Mandela Barnes traveled to the Bay Area on Tuesday to hobnob with San Francisco district attorney Chesa Boudin and California state senator Scott Wiener, a photo shared by California Democratic Party vice chair David Campos shows. Boudin—the son of two Weather Underground terrorists who has ended cash bail and repeatedly declined to prosecute serial offenders—faces a recall effort sparked by a murder surge in his city. Wiener, meanwhile, has called for the abolition of ICE, because it is a "force of oppression" that makes "communities less safe."
Barnes is running to succeed incumbent GOP senator Ron Johnson. While the San Francisco soirée may have helped his coffers, the guest list may not play well with local voters who have helped make him the frontrunner in a crowded primary. In an August Remington Research Group poll, Milwaukee County Democratic primary voters identified "lowering crime and increasing neighborhood safety" as their top issue. That same poll showed Barnes with a 24-point lead in the primary.
Republicans in the swing state have accused Barnes and the rest of the party of being soft on crime. Barnes referenced "overpoliced communities" and refused to distance himself from the "idea behind ‘defund the police'" in a TV interview. Wisconsin Republicans have pointed to the clip to accuse Barnes of caring "more about appeasing the far left and violent criminals than standing up for public safety."

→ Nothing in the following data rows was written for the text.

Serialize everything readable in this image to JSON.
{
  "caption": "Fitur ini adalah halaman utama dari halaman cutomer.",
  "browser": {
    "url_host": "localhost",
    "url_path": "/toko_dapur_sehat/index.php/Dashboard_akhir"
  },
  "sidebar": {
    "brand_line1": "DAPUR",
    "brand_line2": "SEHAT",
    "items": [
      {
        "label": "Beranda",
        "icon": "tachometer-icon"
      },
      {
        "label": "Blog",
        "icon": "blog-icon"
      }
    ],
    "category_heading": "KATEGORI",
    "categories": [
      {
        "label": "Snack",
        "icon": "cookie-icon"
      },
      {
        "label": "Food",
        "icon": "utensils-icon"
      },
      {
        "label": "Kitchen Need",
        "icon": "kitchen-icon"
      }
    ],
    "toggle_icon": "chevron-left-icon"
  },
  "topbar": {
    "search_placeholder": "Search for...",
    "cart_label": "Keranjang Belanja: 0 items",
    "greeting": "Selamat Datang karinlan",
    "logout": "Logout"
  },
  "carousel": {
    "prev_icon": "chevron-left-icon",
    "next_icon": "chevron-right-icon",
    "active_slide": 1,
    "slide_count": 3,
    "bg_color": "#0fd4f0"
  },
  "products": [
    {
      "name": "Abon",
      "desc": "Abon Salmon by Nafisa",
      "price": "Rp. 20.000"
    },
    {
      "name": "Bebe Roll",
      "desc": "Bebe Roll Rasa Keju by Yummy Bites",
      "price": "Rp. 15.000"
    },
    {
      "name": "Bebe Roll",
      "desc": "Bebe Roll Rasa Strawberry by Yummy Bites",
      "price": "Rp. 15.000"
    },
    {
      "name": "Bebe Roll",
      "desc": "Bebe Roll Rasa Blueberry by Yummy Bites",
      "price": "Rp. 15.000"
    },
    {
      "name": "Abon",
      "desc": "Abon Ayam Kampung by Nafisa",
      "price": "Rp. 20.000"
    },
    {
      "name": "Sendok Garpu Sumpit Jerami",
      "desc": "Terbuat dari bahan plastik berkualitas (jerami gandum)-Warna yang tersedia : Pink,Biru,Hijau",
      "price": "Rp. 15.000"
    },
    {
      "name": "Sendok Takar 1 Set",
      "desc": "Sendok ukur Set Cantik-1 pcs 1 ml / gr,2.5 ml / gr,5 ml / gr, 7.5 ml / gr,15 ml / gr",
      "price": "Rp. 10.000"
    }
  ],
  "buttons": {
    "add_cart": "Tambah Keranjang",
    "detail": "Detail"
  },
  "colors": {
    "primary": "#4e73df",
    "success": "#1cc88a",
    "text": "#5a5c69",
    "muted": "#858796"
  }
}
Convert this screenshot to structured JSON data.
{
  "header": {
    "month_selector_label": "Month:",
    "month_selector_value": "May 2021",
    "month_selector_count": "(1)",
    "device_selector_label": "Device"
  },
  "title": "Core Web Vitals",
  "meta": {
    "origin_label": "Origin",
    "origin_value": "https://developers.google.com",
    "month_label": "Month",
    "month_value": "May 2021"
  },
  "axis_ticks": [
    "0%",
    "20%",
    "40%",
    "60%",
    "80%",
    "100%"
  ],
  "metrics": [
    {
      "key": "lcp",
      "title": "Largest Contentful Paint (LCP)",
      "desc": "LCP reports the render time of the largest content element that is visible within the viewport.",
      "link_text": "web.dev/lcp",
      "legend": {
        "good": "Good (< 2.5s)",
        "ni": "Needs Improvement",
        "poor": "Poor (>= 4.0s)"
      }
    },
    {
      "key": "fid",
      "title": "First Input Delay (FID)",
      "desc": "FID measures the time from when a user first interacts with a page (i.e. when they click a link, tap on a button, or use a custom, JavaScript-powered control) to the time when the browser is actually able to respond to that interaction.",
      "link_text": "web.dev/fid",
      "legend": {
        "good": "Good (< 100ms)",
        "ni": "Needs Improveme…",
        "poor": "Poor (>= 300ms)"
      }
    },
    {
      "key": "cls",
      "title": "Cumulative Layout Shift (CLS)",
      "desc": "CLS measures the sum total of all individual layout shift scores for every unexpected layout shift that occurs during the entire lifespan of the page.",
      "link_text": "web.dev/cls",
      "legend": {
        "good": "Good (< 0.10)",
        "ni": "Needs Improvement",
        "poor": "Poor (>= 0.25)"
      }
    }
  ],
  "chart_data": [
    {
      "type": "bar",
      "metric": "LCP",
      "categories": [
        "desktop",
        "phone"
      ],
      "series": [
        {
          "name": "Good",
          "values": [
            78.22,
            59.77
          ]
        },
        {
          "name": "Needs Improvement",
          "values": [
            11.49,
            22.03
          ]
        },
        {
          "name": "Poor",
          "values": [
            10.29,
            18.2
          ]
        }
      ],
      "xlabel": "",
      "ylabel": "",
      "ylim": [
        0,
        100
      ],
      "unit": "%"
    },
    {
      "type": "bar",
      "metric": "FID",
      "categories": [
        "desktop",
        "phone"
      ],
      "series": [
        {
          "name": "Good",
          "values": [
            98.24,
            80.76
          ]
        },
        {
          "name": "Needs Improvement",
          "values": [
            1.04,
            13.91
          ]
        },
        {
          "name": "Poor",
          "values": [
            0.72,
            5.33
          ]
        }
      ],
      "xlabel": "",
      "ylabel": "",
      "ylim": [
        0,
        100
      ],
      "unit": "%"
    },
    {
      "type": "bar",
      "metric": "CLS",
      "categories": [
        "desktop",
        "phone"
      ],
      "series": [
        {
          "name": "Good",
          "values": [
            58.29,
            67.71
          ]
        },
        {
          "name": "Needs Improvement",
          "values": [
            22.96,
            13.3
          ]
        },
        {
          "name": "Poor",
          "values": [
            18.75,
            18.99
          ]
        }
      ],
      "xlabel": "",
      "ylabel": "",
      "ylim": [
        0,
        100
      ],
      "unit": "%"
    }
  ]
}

Barnes did not return a request for comment.
In addition to Wiener's efforts to abolish ICE, the Democrat in 2016 called for "[California] & other states to become sanctuary states." Boudin also campaigned on his intention to hold "zero cooperation with ICE" and prosecute ICE agents. In 2019, he bragged he "helped pioneer San Francisco's sanctuary city policy."
Boudin, who served as a translator for the late Venezuelan dictator Hugo Chavez before taking office, has faced criticism for his failure to charge serial offenders who have gone on to commit heinous crimes.
In January, for example, police arrested 45-year-old Troy McAllister after the San Francisco resident hit and killed two women while drunkenly driving a stolen vehicle through a red light. Months before the tragedy, Boudin's office offered McAllister a plea agreement for a robbery charge that kept him out of jail. Police went on to arrest McAllister on multiple occasions for drug and theft crimes, but prosecutors did not charge the career criminal.
After the January arrest, assistant district attorney Ryan Kao wrote in a court filing that McAllister's "pattern of criminality has done nothing but increase over the years" and acknowledged Boudin's office "missed defendant's out-of-control spiral while on parole." San Francisco police admonished Boudin over his role in the incident.
"Had the DA done their job, Mr. McAllister would've been in custody and you would not have grieving families," San Francisco Police Officers Association president Tony Montoya said at the time.
Boudin in 2020 lobbied disgraced former New York governor Andrew Cuomo (D.) to grant clemency to his father, David Gilbert, who faced a 75-year sentence for second-degree murder over his role in a 1981 Brinks truck robbery, which left two police officers and a security guard dead. Boudin's mother, Kathy Boudin, also participated in the deadly heist. Cuomo granted Gilbert clemency before resigning from office in August.
Barnes became lieutenant governor of Wisconsin in 2019 after serving as a state legislator for four years. While a September poll released by Barnes's campaign shows him in a tie with Johnson, the Republican has not yet decided to run for reelection.